[Excerpts from an interface dataset]
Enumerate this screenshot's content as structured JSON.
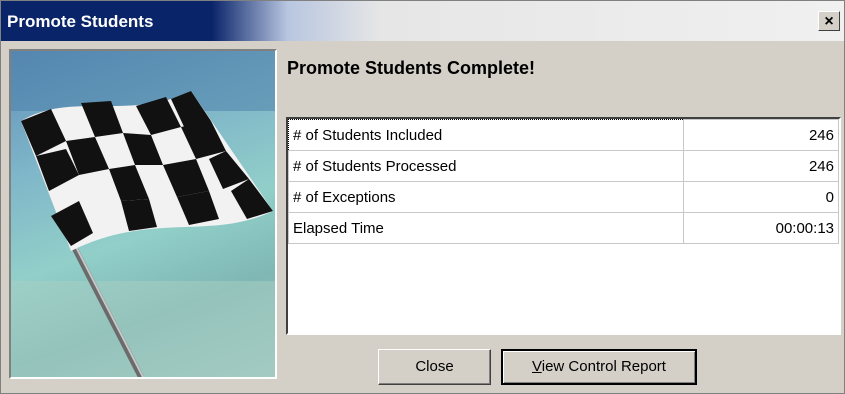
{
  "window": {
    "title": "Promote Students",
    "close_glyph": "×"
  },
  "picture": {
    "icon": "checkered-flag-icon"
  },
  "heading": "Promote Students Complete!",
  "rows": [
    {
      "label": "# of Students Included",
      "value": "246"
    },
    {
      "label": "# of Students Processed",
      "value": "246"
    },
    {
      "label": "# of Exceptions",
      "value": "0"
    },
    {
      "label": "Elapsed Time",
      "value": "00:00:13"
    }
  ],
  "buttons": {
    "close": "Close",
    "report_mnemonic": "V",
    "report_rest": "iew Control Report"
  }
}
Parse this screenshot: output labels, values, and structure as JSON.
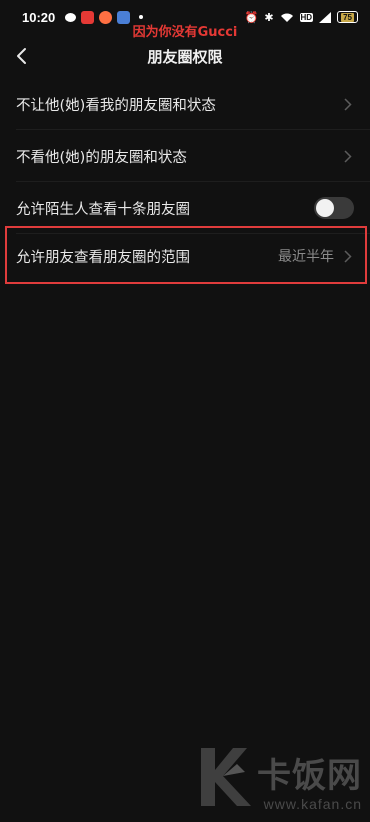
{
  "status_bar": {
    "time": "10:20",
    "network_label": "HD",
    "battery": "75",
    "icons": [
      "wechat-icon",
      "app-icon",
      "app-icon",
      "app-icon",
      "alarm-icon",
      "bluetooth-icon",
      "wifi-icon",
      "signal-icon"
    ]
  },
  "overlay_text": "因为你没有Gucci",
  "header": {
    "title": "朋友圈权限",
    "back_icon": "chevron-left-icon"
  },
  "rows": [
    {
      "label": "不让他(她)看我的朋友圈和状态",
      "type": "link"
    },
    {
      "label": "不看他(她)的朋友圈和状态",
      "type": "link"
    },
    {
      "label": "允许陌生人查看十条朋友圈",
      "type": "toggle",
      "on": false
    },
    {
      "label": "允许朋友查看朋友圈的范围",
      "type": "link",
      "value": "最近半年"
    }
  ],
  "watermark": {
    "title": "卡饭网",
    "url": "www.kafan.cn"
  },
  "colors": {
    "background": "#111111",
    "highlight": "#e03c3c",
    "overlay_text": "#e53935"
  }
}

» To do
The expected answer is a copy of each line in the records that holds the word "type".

» Response
      "type": "link"
      "type": "link"
      "type": "toggle",
      "type": "link",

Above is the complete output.